Dan thinks he’s spotted the change that could give Chelsea the edge over Manchester United, Arsenal and Liverpool.
Whatâ€™s this? A COS world exclusive? Who have Chelsea bought? Ronaldhino? Kaka? Peter Crouch? No. Mourinho isnâ€™t about to buy anyone as far as I know. But he has announced a tactical change that could prove crucial in the race for the Premier League title.
“We will work our 4-3-3 with wingers, of course, and we will change our 4-4-2 with a diamond to a 4-4-2 with wingers.â€
The popular belief is that injuries and the signings of Ballack and Shevchenko caused Chelsea to lose the title last season. They were factors, but the formation they played was the biggest contributor to Chelsea being unable to reproduce the performances and successes of the previous two seasons.
Last season Chelsea played a 4-4-2 with four central midfielders. Lampard played a little left of centre, Essien a little right, but really there was no width to their play. The teamâ€™s only two wide men were the full backs, but they were not given licence to push forward (just look at how Ashley Coleâ€™s game has become much more defensive since he moved from Arsenal to Chelsea). The result was a midfield playing on top of each other, making them easier to mark and a long, early ball to Drogba more likely.
Chelseaâ€™s central midfield congestion not only limited their attacking options but also left then vulnerable in defence. Opposition teams would work the ball out wide quickly before Chelseaâ€™s four central midfielders had time to come across to the flanks and cover, giving the opposition winger a free run at the full back. Arsenal used this tactic effectively in the first half of the Coca Cola Cup final, knocking the ball out to Theo Walcott on the right wing at every opportunity. Walcott was up against a quality left back in Wayne Bridge that day, so still had work to do capitalise on his possession. The season before, when Mourinho first used this formation in a big game, it was Harry Kewell v Geremi in the 2006 FA Cup semi-final between Liverpool and Chelsea. Chelsea had the edge over Liverpool in the league that season, but in the Cup game Liverpool switched the play quickly to Kewell and he was the most dangerous player on the pitch.
(Yes, incredibly he got himself fit for the end of season big game and the World Cup finals).

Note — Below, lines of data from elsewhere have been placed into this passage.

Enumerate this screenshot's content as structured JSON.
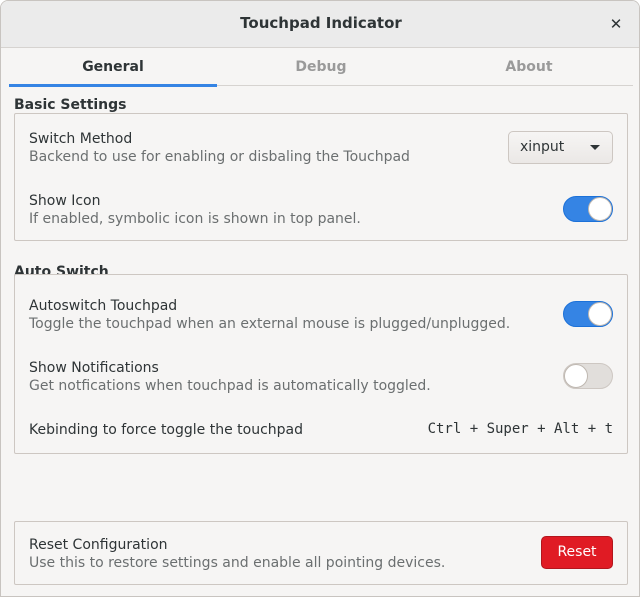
{
  "window": {
    "title": "Touchpad Indicator",
    "close_icon": "close-icon"
  },
  "tabs": [
    {
      "label": "General",
      "active": true
    },
    {
      "label": "Debug",
      "active": false
    },
    {
      "label": "About",
      "active": false
    }
  ],
  "basic_settings": {
    "label": "Basic Settings",
    "switch_method": {
      "title": "Switch Method",
      "subtitle": "Backend to use for enabling or disbaling the Touchpad",
      "value": "xinput"
    },
    "show_icon": {
      "title": "Show Icon",
      "subtitle": "If enabled, symbolic icon is shown in top panel.",
      "enabled": true
    }
  },
  "auto_switch": {
    "label": "Auto Switch",
    "autoswitch_touchpad": {
      "title": "Autoswitch Touchpad",
      "subtitle": "Toggle the touchpad when an external mouse is plugged/unplugged.",
      "enabled": true
    },
    "show_notifications": {
      "title": "Show Notifications",
      "subtitle": "Get notfications when touchpad is automatically toggled.",
      "enabled": false
    },
    "keybinding": {
      "title": "Kebinding to force toggle the touchpad",
      "shortcut": "Ctrl + Super + Alt + t"
    }
  },
  "reset": {
    "title": "Reset Configuration",
    "subtitle": "Use this to restore settings and enable all pointing devices.",
    "button_label": "Reset"
  },
  "colors": {
    "accent": "#3584e4",
    "destructive": "#e01b24"
  }
}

The fact that Mourinho was using four central midfielders at the end of the 2005-2006 season shows that the formation wasnâ€™t introduced to fit Shevchenko and Ballack into the team. Quite why he did introduce this formation though, is baffling. Perhaps it was frustration at what he perceived as the inconsistent form and defensive frailties of his wingers. But trying to mould players like Robben and Joe Cole to rigidly fit a system risks curbing their ability to produce the unexpected. Chelsea lacked a creative spark last season and the ability to beat a man, qualities that are hard to organise a defence against. Chelsea have always looked at their most potent when using two wide men, particularly in Mourinhoâ€™s first season in charge when Duff and Robben were flying.
The use of wide men gave balance to Chelsea, stretching the opposition defence and not letting opponents simply get bodies behind the ball within the width of the penalty box. It also gave Drogba more service from crosses, rather than him having to make something of a long, straight ball which is easier to defend against. Drogba was exceptional last season for Chelsea, but too rely so much on one man is foolish in the long term.
Playing wingers either side of Drogba also allowed Chelsea to play three centre midfielders, which suited the strengths of Makelele and Lampard. Neither is suited to playing in central midfield in a traditional four man midfield with two in the centre and two wide. Makeleleâ€™s deep-lying role and the fact that the offers little when his team are in possession gives his central midfield partner too great a workload: winning the ball further up the field and taking on all responsibility in the centre of the park for attacking play. Lampardâ€™s style of play is at the other extreme, playing so far forward that his central midfield partner has to take on all defensive responsibility and set up play and find space in the centre of the park.
Combined with Essien, however, Makelele and Lampard can do what they do best. With a midfield three Makelele can be Makelele and sit in front of his defence and never go forward and Lampard can be Lampard and sit in front of the opposition defence and never come back. And Essien can fill all the holes in-between, bursting forward, chasing back, winning tackles in the middle of the pitch, linking play between defence and attack, acting as the physio, managing the accounts, doing some HR and admin, maybe a Sudoku or two, and all the other roles he seems to fill in a game. And of course the two wingers can drop into midfield when Chelsea donâ€™t have possession and push on when they do.
Man U have spent a lot of money this summer and strengthened their squad more than Chelsea. But this season they are set to be up against the old Chelsea. The stronger 4-3-3 Chelsea. And beating them to the Premier League will be a lot tougher.